While the show focus is also about celebrities, the format is very different from NBC's Who Do You Think You Are?.  In many ways it is far more superior and definitely much more interesting. The shows move quickly as it  shifts the focus back and forth between the 10 featured celebrities and yet it manages to work.  Louis Gates Jr. is an enjoyable narrator and interacts with his guests throughout the whole series while presenting them with information about their ancestors. He even discusses some of his own personal research and brick walls. The fact that he solicits feedback and initiates dialogue during his interviews is interesting in it's own right. The show manages to combine a healthy balance of research and history and a bit of travel is thrown in just for fun. I also noticed he presents each of his guests with their own scrapbook with all the details of his research which include copies of ship manifests, vital records certificates and color coded family tree charts.  The final episode was all about DNA testing and what it can tell  you about your roots.
Hopefully they will consider doing another series in the near future.

Friday, March 4, 2011

Savona, Genoa
After weeks of of anticipation, Number One son finally arrived in  Italy yesterday. After a few hiccups(  plane was late arriving in Rome so he missed his connecting flight) he finally made to Genoa where Simy picked him up. I spoke to him several times yesterday and although he sounded tired he was doing well.
He has very ambitious plans for his visit; he is planning to tour several cities in both Northern and Southern Italy and hopes to take in an Italian soccer game, which by the way is his main reasoning for visiting!
I asked him to keep a journal of his trip but of course since he is young, I doubt that's going to happen.  I'm looking forward to seeing Italy through his eyes and hearing about all the places he visits. 

Meanwhile, Number 2 and 3 children have pretty much moved into his room(s) where they have spent the last couple of days doing -well I'm not sure what they're doing but all I know is that they have been quiet for a change and home all the time which is rare for my kids.
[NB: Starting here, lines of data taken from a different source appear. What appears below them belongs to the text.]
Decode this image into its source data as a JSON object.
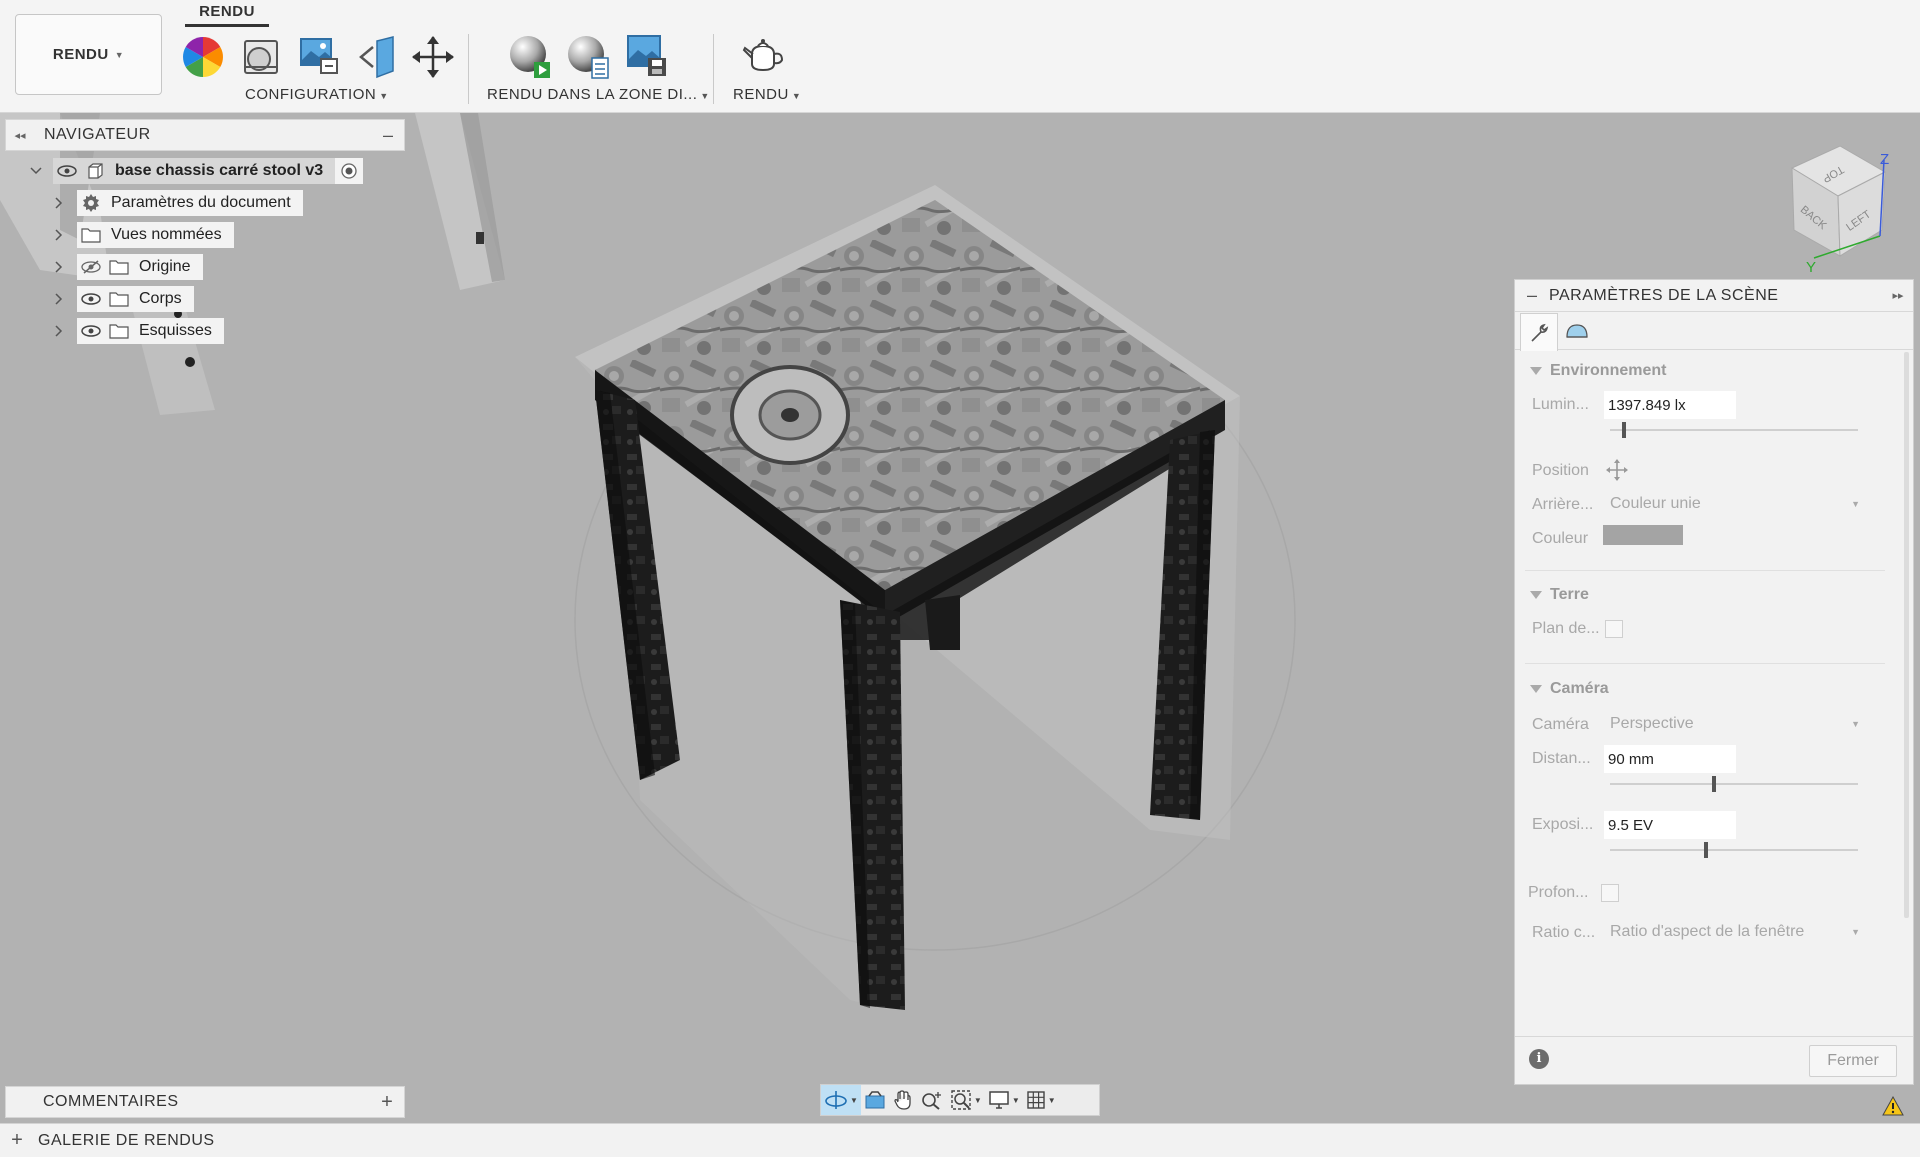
{
  "toolbar": {
    "workspace": "RENDU",
    "active_tab": "RENDU",
    "groups": {
      "configuration": "CONFIGURATION",
      "render_in_zone": "RENDU DANS LA ZONE DI...",
      "render": "RENDU"
    },
    "tools": [
      "appearance-icon",
      "scene-settings-icon",
      "texture-map-icon",
      "decal-icon",
      "move-icon",
      "in-canvas-render-icon",
      "render-settings-icon",
      "capture-image-icon",
      "teapot-render-icon"
    ]
  },
  "navigator": {
    "title": "NAVIGATEUR",
    "root": "base chassis carré stool v3",
    "items": [
      {
        "label": "Paramètres du document",
        "icon": "gear-icon"
      },
      {
        "label": "Vues nommées",
        "icon": "folder-icon"
      },
      {
        "label": "Origine",
        "icon": "folder-icon",
        "visibility": "hidden"
      },
      {
        "label": "Corps",
        "icon": "folder-icon",
        "visibility": "visible"
      },
      {
        "label": "Esquisses",
        "icon": "folder-icon",
        "visibility": "visible"
      }
    ]
  },
  "viewcube": {
    "top": "TOP",
    "back": "BACK",
    "left": "LEFT",
    "axis_z": "Z",
    "axis_y": "Y"
  },
  "comments": {
    "title": "COMMENTAIRES"
  },
  "gallery": {
    "title": "GALERIE DE RENDUS"
  },
  "scene_panel": {
    "title": "PARAMÈTRES DE LA SCÈNE",
    "sections": {
      "environment": "Environnement",
      "ground": "Terre",
      "camera": "Caméra"
    },
    "labels": {
      "luminance": "Lumin...",
      "position": "Position",
      "background": "Arrière...",
      "color": "Couleur",
      "ground_plane": "Plan de...",
      "camera": "Caméra",
      "distance": "Distan...",
      "exposure": "Exposi...",
      "depth": "Profon...",
      "ratio": "Ratio c..."
    },
    "values": {
      "luminance": "1397.849 lx",
      "background": "Couleur unie",
      "background_color": "#a4a4a4",
      "camera": "Perspective",
      "distance": "90 mm",
      "exposure": "9.5 EV",
      "ratio": "Ratio d'aspect de la fenêtre"
    },
    "sliders": {
      "luminance": 0.05,
      "distance": 0.41,
      "exposure": 0.38
    },
    "close": "Fermer"
  }
}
On another note: don't forget to watch the 5th episode of Who Do You Think You Are tonight featuring 80's pop musician Lionel Richie as he unravels the ancestral mystery of his beloved grandmother, a music teacher.